Providing evidence to improve practice

Individual study: Translocation of great crested newt Triturus cristatus eggs for conservation purposes in Ilkley, West Yorkshire, UK

Published source details

Haycock G.B. (2016) Translocation of great crested newt Triturus cristatus eggs for conservation purposes in Ilkley, West Yorkshire, UK. Conservation Evidence, 13, 27-32

Summary

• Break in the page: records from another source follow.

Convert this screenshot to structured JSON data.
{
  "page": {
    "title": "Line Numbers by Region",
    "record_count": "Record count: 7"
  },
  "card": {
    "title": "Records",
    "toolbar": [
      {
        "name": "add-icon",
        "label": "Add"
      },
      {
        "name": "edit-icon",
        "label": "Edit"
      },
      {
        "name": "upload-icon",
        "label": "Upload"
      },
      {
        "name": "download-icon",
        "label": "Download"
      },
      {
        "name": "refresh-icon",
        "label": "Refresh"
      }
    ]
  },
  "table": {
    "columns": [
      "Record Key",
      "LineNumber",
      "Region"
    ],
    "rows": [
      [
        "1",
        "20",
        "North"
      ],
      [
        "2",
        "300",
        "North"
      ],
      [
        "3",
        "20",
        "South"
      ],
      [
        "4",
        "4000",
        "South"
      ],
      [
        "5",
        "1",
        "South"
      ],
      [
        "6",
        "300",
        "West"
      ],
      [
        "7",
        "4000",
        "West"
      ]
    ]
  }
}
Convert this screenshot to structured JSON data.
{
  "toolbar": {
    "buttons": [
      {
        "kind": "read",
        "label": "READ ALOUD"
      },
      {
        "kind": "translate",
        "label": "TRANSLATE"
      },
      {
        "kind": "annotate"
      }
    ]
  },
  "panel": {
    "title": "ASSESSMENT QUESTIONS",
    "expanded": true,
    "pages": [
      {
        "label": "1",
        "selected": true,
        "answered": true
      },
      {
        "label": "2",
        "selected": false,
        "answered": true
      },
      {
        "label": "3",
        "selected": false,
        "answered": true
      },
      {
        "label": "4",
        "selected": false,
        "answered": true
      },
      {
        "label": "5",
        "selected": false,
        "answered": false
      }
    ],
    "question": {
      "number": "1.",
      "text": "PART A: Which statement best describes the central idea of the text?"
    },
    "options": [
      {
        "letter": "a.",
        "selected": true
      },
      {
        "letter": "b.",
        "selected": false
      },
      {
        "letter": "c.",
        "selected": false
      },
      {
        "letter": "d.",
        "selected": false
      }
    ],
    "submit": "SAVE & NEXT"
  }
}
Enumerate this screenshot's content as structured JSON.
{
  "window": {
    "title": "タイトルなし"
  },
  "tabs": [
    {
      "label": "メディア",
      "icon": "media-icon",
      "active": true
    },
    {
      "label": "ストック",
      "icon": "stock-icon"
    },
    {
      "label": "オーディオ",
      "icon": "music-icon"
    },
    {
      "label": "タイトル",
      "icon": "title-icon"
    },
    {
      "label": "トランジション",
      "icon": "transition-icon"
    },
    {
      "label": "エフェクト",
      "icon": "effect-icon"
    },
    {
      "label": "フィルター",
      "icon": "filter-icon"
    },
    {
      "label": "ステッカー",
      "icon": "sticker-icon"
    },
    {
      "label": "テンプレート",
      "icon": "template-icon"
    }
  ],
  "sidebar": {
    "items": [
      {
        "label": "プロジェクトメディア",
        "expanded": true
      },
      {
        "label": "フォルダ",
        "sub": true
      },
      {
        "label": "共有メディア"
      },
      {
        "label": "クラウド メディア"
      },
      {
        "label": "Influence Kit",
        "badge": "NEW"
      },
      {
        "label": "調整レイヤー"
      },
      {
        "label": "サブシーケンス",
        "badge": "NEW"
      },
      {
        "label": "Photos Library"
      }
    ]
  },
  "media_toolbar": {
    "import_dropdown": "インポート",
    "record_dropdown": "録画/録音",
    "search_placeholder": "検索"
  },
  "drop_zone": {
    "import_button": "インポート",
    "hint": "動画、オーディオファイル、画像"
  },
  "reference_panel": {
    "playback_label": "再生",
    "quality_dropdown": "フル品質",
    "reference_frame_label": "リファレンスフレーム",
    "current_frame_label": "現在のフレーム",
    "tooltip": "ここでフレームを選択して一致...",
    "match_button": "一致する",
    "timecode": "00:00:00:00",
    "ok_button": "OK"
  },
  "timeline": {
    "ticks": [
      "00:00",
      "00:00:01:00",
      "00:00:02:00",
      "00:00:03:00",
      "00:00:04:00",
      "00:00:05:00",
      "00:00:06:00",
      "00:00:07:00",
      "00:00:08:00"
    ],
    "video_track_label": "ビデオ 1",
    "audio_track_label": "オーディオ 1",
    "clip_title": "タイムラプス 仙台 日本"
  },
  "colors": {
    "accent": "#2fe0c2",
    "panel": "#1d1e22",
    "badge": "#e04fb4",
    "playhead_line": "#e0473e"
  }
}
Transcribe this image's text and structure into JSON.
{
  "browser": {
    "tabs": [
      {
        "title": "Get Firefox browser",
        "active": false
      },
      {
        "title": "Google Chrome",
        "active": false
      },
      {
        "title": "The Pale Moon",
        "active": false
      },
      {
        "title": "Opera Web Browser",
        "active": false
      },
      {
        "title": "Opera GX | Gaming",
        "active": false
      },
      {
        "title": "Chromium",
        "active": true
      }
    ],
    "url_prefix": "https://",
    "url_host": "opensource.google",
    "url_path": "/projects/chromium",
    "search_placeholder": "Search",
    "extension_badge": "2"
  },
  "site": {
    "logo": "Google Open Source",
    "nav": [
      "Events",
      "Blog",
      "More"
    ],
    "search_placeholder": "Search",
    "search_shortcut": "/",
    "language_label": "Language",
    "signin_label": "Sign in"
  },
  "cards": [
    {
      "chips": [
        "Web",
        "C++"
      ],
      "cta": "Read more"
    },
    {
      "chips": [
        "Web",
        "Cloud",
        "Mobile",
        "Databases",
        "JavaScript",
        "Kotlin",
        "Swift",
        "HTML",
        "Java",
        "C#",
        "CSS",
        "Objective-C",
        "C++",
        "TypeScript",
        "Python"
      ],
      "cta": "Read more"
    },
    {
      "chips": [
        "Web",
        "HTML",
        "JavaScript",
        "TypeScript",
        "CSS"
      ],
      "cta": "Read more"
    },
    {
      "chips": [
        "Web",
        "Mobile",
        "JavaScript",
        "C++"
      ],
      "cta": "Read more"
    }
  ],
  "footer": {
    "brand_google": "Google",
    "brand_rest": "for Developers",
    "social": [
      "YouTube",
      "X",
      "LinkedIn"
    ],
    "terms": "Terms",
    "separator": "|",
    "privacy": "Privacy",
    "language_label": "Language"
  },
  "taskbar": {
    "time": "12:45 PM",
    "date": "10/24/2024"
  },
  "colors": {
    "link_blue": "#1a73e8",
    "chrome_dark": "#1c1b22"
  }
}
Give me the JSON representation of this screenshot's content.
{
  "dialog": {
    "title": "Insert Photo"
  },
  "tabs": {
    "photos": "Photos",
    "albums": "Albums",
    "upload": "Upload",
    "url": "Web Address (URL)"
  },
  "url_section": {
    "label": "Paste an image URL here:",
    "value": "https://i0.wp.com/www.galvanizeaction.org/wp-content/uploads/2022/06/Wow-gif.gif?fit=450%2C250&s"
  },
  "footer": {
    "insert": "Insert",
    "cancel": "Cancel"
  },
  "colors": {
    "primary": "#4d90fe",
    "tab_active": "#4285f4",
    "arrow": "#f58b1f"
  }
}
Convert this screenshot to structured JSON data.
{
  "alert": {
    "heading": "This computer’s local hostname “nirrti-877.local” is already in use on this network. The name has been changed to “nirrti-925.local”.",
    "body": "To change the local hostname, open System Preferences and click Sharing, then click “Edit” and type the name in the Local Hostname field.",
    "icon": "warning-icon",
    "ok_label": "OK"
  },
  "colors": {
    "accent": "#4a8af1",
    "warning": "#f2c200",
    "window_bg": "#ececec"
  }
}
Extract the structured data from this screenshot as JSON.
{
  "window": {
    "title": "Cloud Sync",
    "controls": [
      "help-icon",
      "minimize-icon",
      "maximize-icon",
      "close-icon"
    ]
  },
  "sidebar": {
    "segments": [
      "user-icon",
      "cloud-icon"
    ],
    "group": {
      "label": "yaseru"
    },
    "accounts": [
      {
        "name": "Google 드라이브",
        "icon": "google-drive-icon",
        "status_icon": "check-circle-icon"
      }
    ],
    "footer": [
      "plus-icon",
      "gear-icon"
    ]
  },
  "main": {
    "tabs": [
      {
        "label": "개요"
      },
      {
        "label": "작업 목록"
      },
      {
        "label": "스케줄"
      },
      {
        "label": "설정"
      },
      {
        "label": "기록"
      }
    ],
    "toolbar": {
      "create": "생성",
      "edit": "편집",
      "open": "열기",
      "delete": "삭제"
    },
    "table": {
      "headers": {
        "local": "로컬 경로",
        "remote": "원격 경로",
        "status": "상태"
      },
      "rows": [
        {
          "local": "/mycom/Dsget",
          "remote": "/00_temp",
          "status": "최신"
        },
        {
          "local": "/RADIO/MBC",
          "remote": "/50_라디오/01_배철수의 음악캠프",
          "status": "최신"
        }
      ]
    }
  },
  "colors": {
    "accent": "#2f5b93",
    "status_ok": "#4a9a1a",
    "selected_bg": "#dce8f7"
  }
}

Translocation of great crested newt eggs was undertaken for nature conservation purposes, with the aim of establishing a new population in a currently unoccupied part of their natural range in UK. Research prior to undertaking the translocation established that suitable habitat existed at the receptor site and no great crested newts were present at the time. Approximately 600 eggs were carefully introduced to the receptor pond from a donor pond each spring for three years. Five years after the initial translocation, a population appeared to be established, with breeding recorded in the receptor pond and two adjacent ponds. The methodology may have implications for population translocations undertaken for mitigation purposes under licence in UK, as currently the focus is on welfare and translocation of terrestrial juveniles and adults rather than eggs and larvae. Results reported here indicate that to increase likelihood of success when attempting to translocate populations of great crested newt, an emphasis on translocation of eggs as well as adults in terrestrial phase would be prudent.